This is attached to the end of the leap holder and has a hole inside it. Illuminated from the inside it gives a cheap way to give us positional information. 25c

LED and wires.

This gives the eleventh and last component something to look at in the darkness. <$1.

PS3 Camera (or equivalent).

The camera tells the PC where your arm is in space, just like the Sony Move works. We can use open source software to track it quite easily and if we use an IR filter and Infrared LED inside the ball we can cut a lot of the tracking processing. Available on ebay for $5.

 

3D Printing Alternatives:

If you don’t have access to a 3D printer you could always make a leap holder from some wood, or even better use friendly plastic. You melt the pellets in boiling water and mould them into shape, this stuff is perfect to make a project like this and it’s very cheap (and reusable).

Bill of Materials

  1. Printed Cuff
  2. Printed female arm
  3. Printed male arm
  4. Printed Leap Holder
  5. Arduino $3 (new)
  6. MPU-9150 $8 (new)
  7. Wii Nunchuck $3 (new)
  8. Leap Motion $25 (second hand)
  9. PS3 Eye camera $5 (second hand)
  10. Ping Pong ball 25c
  11. LED + 40cm wire + 10 oh resistor $1
  12. 5 bolts and washers ~$1
  13. Extra cuff buttons 25c each (optional)
  14. Wii nunchuck adapter $1 (optional)
  15. Cuff Velcro $1 (optional)
  16. Cuff comfort foam $1 (optional)
  17. Short pieces of wire to connect the MPU and arduino
  18. USB lead for arduino (on hand)
  19. 5 meter USB3.0 extender for the Leap Motion $7
  20. 5v motor for cuff vibration $1 (optional)

Total : $46.25

or $58 with optional extras.

notes : The Cuff is ideally printed using Nylon since this is more flexible than ABS or PLA and should last longer.
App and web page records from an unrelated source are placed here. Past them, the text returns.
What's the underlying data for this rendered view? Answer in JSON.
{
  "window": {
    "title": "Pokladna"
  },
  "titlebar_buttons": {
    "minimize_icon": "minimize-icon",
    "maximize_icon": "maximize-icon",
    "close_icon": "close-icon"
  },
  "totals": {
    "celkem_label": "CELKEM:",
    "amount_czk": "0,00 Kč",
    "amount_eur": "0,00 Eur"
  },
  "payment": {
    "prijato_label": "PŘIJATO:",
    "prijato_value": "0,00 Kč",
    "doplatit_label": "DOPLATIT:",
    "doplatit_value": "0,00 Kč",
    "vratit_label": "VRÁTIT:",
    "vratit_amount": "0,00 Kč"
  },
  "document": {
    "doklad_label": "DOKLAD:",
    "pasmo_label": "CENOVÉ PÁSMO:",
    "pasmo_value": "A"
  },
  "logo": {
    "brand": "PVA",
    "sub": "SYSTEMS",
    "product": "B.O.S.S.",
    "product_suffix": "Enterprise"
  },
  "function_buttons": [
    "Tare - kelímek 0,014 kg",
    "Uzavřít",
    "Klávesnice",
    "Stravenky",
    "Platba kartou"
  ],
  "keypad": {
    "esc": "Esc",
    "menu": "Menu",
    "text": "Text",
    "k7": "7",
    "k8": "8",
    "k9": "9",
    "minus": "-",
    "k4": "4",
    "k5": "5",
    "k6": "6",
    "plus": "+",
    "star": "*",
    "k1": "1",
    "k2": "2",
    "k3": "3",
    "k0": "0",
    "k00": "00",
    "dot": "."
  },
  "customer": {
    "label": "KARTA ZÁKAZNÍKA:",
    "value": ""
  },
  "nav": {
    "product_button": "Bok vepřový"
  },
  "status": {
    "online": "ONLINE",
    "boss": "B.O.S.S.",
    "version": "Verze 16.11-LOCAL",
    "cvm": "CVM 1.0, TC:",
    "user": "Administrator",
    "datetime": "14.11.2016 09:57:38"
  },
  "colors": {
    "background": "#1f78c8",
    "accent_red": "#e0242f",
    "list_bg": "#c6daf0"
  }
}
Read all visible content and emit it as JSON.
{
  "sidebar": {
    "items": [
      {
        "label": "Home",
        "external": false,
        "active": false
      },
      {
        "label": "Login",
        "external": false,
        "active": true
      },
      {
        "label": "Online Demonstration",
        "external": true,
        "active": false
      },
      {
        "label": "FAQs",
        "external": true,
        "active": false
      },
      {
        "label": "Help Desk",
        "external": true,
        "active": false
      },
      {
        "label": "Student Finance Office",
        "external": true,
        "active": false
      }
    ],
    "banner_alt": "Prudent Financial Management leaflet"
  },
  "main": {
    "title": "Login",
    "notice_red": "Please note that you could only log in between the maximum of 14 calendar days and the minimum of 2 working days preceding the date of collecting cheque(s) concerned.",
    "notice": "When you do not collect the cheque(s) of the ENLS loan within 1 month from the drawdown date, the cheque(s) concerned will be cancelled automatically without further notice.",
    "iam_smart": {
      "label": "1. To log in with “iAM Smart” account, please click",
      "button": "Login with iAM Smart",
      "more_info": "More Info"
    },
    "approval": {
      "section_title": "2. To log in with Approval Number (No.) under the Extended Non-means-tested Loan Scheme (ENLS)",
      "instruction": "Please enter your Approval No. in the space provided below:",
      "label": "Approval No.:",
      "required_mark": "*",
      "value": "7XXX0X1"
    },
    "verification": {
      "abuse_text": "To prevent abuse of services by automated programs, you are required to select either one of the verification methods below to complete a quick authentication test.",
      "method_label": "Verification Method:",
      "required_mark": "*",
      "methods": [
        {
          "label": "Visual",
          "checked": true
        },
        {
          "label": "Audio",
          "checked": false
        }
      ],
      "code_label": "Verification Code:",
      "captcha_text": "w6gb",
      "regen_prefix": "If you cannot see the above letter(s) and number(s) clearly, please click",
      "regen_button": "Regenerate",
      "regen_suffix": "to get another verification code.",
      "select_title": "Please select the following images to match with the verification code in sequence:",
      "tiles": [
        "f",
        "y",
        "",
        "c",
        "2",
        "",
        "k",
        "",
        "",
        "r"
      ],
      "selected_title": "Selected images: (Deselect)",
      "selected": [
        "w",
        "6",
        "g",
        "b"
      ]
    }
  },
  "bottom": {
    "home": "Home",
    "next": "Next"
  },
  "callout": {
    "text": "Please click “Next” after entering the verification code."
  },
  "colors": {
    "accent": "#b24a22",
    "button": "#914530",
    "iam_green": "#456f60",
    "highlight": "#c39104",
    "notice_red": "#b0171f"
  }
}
The leap can be position to be facing the palm or the back of the hand, although the latter, while more convenient, might be less accurate. It’s also possible that if an optimal position can be found we can reduce the required printed parts to a complete arm and cuff, removing the need for the bolts, and improving the appearance. A USB 2.0 lead can be used for the Leap Motion but this lowers the data speed and may affect accuracy.

 Software

This is a work in progress… but we can break it down into 4 distinct areas, all of which have open source software available.

Finger Tracking : Sign up with Leap here for their SDK

Position Tracking : Choose from two open computer vision projects, SimpleCV or OpenCV

Rotation Tracking : It’s a work in progress over at Arduino

Nunchuck libraries : Tim Teatros or check the arduino Site